Since 2 and 3 are co-prime, so the product 2 x 3 = 6 divides each of the above products.

Thus, the product of three consecutive numbers is always divisible by 6.

**Question 8.**

The sum of two consecutive odd numbers is divisible by 4. Verify this statement with the help of same examples.

**Solution:**

3 + 5 = 8 and 8 is divisible by 4.

5 + 7 = 12 and 12 is divisible by 4.

7 + 9=16 and 16 is divisible by 4.

9 +11 = 20 and 20 is divisible by 4.

**Question 9.**

In which of the following expressions, prime factorisation has been done ? ‘

**(a)** 24 = 2 x 3 x 4

**(b)** 56 = 7 x 2 x 2 x 2

**(c)** 70 = 2 x 5 x 7

**(d)** 54 = 2 x 3 x 9

**Solution:**

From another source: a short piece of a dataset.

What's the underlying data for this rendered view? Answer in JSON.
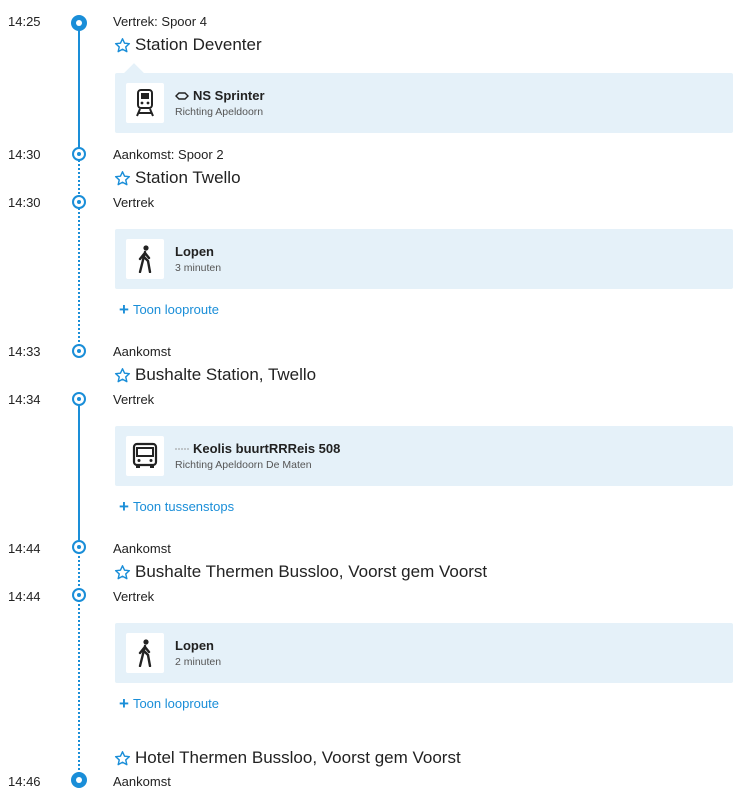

In (b) and (c) prime factorisation has been done.

**Question 10.**

Determine if 25110 is divisible by 45.

**Solution:**

Since 45 = 5 x 9, where 5 and 9 are co-primes.

So to check the divisibility of 25110 by 45, test it for 5 and 9.

In 25110, unit’s digit = 0

So, 25110 is divisible by 5.

Sum of its digits = 2 + 5 + 1 + 1+ 0 = 9, which is divisible by 9.

So, 25110 is also divisible by 9.

Hence, 25110 is divisible by 45.

**Question 11.**

18 is divisible by both 2 and 3. It is also divisible by 2 x 3 = 6. Similarly, a number is divisible by both 4 and 6. Can we say that the number must also be divisible by 4 x 6 = 24 ? If not, give an example to justify your answer.

**Solution:**

Not necessarily, as the numbers 12,36,60 etc. are each divisible by both 4 and 6. But these numbers are not divisible by 4 x 6 = 24.

**Question 12.**

I am the smallest number, having four different prime factors. Can you find me?

**Solution:**

Smallest four different prime numbers are 2, 3, 5 and 7.

∴ Required number = 2 x 3 x 5 x 7 = 210.

### Chapter 3 Playing with Numbers Exercise 3.6

**Question 1.**

Find the HCF of the following numbers :

**(a)** 18, 48

**(b)** 30, 42

**(c)** 18, 60

**(d)** 27, 63

**(e)** 36, 84

**(f)** 34, 102

**(g)** 70, 105, 175

**(h)** 91, 112, 49

**(i)** 18, 54, 81

**(j)** 12, 45, 75

**Solution:**

**(a)** First, we write the prime factorisation of each of the given numbers. We have,

∴ 18 = 2 x 3 x 3

and 48 = 2 x 2 x 2 x 2 x 3

We find that 2 and 3 each occurs as a common factor in the given numbers at least once.

∴ Required HCF = 2 x 3 = 6

**(b)** First, we write the prime factorisation of each of the given numbers.

We have,

∴ 30 = 2 x 3 x 5

and 42 = 2 x 3 x 7

We find that 2 and 3 each occurs as a common factor in the given numbers at least once.

Required HCF = 2 x 3 = 6

**(c)** First, we write the prime factorisation of each of the given numbers.

We have,

∴ 18 = 2 x 3 x 3

and 60 = 2 x 2 x 3 x 5

We find that 2 and 3 each occurs as a common factor in